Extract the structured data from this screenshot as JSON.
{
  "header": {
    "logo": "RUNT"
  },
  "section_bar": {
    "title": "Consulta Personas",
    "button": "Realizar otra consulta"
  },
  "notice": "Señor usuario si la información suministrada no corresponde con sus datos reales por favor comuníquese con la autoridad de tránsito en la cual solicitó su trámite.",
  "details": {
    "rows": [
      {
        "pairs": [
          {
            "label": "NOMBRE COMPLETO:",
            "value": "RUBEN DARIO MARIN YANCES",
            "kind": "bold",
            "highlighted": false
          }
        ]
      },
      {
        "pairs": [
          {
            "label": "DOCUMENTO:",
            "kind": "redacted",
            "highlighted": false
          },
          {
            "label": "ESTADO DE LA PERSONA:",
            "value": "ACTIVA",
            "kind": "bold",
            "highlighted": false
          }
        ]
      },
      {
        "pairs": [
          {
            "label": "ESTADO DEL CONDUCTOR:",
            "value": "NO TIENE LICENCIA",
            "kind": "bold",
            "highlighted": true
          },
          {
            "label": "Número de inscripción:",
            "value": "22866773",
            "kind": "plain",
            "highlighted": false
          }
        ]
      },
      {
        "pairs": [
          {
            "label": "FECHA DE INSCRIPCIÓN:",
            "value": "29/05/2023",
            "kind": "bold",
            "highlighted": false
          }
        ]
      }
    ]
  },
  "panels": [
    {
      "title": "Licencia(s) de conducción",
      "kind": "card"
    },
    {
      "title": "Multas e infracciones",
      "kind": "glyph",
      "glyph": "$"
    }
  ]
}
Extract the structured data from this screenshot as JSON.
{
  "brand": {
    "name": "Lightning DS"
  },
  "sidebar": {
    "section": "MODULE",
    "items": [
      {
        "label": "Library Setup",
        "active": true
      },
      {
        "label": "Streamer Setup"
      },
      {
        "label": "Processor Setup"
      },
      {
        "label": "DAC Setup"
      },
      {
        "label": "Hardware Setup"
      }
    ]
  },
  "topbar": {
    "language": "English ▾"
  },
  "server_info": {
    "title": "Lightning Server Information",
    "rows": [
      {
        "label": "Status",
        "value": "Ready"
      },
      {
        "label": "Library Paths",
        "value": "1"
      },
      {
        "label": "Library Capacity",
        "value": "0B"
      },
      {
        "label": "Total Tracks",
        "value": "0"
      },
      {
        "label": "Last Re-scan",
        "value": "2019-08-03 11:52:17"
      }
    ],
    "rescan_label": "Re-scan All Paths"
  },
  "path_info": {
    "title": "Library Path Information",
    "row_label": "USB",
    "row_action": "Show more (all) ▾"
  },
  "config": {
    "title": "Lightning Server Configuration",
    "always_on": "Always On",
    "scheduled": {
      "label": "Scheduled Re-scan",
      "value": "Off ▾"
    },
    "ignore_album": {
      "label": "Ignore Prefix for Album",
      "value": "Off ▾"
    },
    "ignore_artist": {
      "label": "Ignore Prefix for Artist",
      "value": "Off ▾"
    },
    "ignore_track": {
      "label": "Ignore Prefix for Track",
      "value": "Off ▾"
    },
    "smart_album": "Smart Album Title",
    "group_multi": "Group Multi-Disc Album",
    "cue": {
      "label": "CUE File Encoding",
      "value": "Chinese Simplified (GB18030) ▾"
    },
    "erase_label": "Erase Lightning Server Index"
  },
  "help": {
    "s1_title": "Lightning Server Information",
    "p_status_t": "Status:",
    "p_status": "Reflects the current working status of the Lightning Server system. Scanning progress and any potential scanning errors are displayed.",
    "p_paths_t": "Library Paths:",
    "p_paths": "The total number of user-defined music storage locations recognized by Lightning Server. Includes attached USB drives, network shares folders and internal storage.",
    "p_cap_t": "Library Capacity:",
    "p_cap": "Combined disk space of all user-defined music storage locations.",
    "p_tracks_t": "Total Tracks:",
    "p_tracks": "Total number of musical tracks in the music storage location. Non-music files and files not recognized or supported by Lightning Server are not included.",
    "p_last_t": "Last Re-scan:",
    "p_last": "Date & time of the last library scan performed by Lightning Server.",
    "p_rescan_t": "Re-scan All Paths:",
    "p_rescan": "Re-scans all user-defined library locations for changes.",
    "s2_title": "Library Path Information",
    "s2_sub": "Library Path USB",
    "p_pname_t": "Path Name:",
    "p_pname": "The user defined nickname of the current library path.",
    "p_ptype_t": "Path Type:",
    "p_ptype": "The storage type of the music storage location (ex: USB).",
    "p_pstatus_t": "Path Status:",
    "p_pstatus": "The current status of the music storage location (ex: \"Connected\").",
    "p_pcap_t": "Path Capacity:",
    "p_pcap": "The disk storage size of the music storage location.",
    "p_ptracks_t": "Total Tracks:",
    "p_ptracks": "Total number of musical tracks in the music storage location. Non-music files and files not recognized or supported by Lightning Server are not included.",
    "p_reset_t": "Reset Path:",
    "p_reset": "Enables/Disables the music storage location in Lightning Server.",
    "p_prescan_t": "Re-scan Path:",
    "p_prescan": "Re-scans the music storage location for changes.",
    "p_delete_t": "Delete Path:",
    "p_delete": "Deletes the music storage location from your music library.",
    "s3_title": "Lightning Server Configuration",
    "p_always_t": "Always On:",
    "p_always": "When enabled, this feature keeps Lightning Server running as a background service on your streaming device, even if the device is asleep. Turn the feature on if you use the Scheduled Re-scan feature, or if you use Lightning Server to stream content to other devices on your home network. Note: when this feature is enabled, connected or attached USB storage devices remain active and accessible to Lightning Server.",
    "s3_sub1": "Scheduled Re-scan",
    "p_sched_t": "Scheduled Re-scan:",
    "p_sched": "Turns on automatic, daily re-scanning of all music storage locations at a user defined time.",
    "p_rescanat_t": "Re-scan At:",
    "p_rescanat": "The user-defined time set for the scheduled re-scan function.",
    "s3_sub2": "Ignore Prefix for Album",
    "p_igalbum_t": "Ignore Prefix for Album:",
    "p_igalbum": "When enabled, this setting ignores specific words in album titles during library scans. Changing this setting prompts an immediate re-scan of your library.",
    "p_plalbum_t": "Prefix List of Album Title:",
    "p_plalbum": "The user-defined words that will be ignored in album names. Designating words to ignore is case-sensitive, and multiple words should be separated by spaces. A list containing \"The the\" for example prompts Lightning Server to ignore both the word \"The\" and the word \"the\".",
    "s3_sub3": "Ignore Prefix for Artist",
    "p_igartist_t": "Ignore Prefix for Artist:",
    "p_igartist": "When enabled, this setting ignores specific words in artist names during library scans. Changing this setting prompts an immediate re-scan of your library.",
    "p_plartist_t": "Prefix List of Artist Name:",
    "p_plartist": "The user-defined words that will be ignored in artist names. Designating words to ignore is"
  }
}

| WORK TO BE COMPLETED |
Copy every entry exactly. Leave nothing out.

| REPLY TO THE EXERCISE |
Extract the structured data from this screenshot as JSON.
{
  "header": {
    "logo": "RUNT"
  },
  "section_bar": {
    "title": "Consulta Personas",
    "button": "Realizar otra consulta"
  },
  "notice": "Señor usuario si la información suministrada no corresponde con sus datos reales por favor comuníquese con la autoridad de tránsito en la cual solicitó su trámite.",
  "details": {
    "rows": [
      {
        "pairs": [
          {
            "label": "NOMBRE COMPLETO:",
            "value": "RUBEN DARIO MARIN YANCES",
            "kind": "bold",
            "highlighted": false
          }
        ]
      },
      {
        "pairs": [
          {
            "label": "DOCUMENTO:",
            "kind": "redacted",
            "highlighted": false
          },
          {
            "label": "ESTADO DE LA PERSONA:",
            "value": "ACTIVA",
            "kind": "bold",
            "highlighted": false
          }
        ]
      },
      {
        "pairs": [
          {
            "label": "ESTADO DEL CONDUCTOR:",
            "value": "NO TIENE LICENCIA",
            "kind": "bold",
            "highlighted": true
          },
          {
            "label": "Número de inscripción:",
            "value": "22866773",
            "kind": "plain",
            "highlighted": false
          }
        ]
      },
      {
        "pairs": [
          {
            "label": "FECHA DE INSCRIPCIÓN:",
            "value": "29/05/2023",
            "kind": "bold",
            "highlighted": false
          }
        ]
      }
    ]
  },
  "panels": [
    {
      "title": "Licencia(s) de conducción",
      "kind": "card"
    },
    {
      "title": "Multas e infracciones",
      "kind": "glyph",
      "glyph": "$"
    }
  ]
}
Extract the structured data from this screenshot as JSON.
{
  "brand": {
    "name": "Lightning DS"
  },
  "sidebar": {
    "section": "MODULE",
    "items": [
      {
        "label": "Library Setup",
        "active": true
      },
      {
        "label": "Streamer Setup"
      },
      {
        "label": "Processor Setup"
      },
      {
        "label": "DAC Setup"
      },
      {
        "label": "Hardware Setup"
      }
    ]
  },
  "topbar": {
    "language": "English ▾"
  },
  "server_info": {
    "title": "Lightning Server Information",
    "rows": [
      {
        "label": "Status",
        "value": "Ready"
      },
      {
        "label": "Library Paths",
        "value": "1"
      },
      {
        "label": "Library Capacity",
        "value": "0B"
      },
      {
        "label": "Total Tracks",
        "value": "0"
      },
      {
        "label": "Last Re-scan",
        "value": "2019-08-03 11:52:17"
      }
    ],
    "rescan_label": "Re-scan All Paths"
  },
  "path_info": {
    "title": "Library Path Information",
    "row_label": "USB",
    "row_action": "Show more (all) ▾"
  },
  "config": {
    "title": "Lightning Server Configuration",
    "always_on": "Always On",
    "scheduled": {
      "label": "Scheduled Re-scan",
      "value": "Off ▾"
    },
    "ignore_album": {
      "label": "Ignore Prefix for Album",
      "value": "Off ▾"
    },
    "ignore_artist": {
      "label": "Ignore Prefix for Artist",
      "value": "Off ▾"
    },
    "ignore_track": {
      "label": "Ignore Prefix for Track",
      "value": "Off ▾"
    },
    "smart_album": "Smart Album Title",
    "group_multi": "Group Multi-Disc Album",
    "cue": {
      "label": "CUE File Encoding",
      "value": "Chinese Simplified (GB18030) ▾"
    },
    "erase_label": "Erase Lightning Server Index"
  },
  "help": {
    "s1_title": "Lightning Server Information",
    "p_status_t": "Status:",
    "p_status": "Reflects the current working status of the Lightning Server system. Scanning progress and any potential scanning errors are displayed.",
    "p_paths_t": "Library Paths:",
    "p_paths": "The total number of user-defined music storage locations recognized by Lightning Server. Includes attached USB drives, network shares folders and internal storage.",
    "p_cap_t": "Library Capacity:",
    "p_cap": "Combined disk space of all user-defined music storage locations.",
    "p_tracks_t": "Total Tracks:",
    "p_tracks": "Total number of musical tracks in the music storage location. Non-music files and files not recognized or supported by Lightning Server are not included.",
    "p_last_t": "Last Re-scan:",
    "p_last": "Date & time of the last library scan performed by Lightning Server.",
    "p_rescan_t": "Re-scan All Paths:",
    "p_rescan": "Re-scans all user-defined library locations for changes.",
    "s2_title": "Library Path Information",
    "s2_sub": "Library Path USB",
    "p_pname_t": "Path Name:",
    "p_pname": "The user defined nickname of the current library path.",
    "p_ptype_t": "Path Type:",
    "p_ptype": "The storage type of the music storage location (ex: USB).",
    "p_pstatus_t": "Path Status:",
    "p_pstatus": "The current status of the music storage location (ex: \"Connected\").",
    "p_pcap_t": "Path Capacity:",
    "p_pcap": "The disk storage size of the music storage location.",
    "p_ptracks_t": "Total Tracks:",
    "p_ptracks": "Total number of musical tracks in the music storage location. Non-music files and files not recognized or supported by Lightning Server are not included.",
    "p_reset_t": "Reset Path:",
    "p_reset": "Enables/Disables the music storage location in Lightning Server.",
    "p_prescan_t": "Re-scan Path:",
    "p_prescan": "Re-scans the music storage location for changes.",
    "p_delete_t": "Delete Path:",
    "p_delete": "Deletes the music storage location from your music library.",
    "s3_title": "Lightning Server Configuration",
    "p_always_t": "Always On:",
    "p_always": "When enabled, this feature keeps Lightning Server running as a background service on your streaming device, even if the device is asleep. Turn the feature on if you use the Scheduled Re-scan feature, or if you use Lightning Server to stream content to other devices on your home network. Note: when this feature is enabled, connected or attached USB storage devices remain active and accessible to Lightning Server.",
    "s3_sub1": "Scheduled Re-scan",
    "p_sched_t": "Scheduled Re-scan:",
    "p_sched": "Turns on automatic, daily re-scanning of all music storage locations at a user defined time.",
    "p_rescanat_t": "Re-scan At:",
    "p_rescanat": "The user-defined time set for the scheduled re-scan function.",
    "s3_sub2": "Ignore Prefix for Album",
    "p_igalbum_t": "Ignore Prefix for Album:",
    "p_igalbum": "When enabled, this setting ignores specific words in album titles during library scans. Changing this setting prompts an immediate re-scan of your library.",
    "p_plalbum_t": "Prefix List of Album Title:",
    "p_plalbum": "The user-defined words that will be ignored in album names. Designating words to ignore is case-sensitive, and multiple words should be separated by spaces. A list containing \"The the\" for example prompts Lightning Server to ignore both the word \"The\" and the word \"the\".",
    "s3_sub3": "Ignore Prefix for Artist",
    "p_igartist_t": "Ignore Prefix for Artist:",
    "p_igartist": "When enabled, this setting ignores specific words in artist names during library scans. Changing this setting prompts an immediate re-scan of your library.",
    "p_plartist_t": "Prefix List of Artist Name:",
    "p_plartist": "The user-defined words that will be ignored in artist names. Designating words to ignore is"
  }
}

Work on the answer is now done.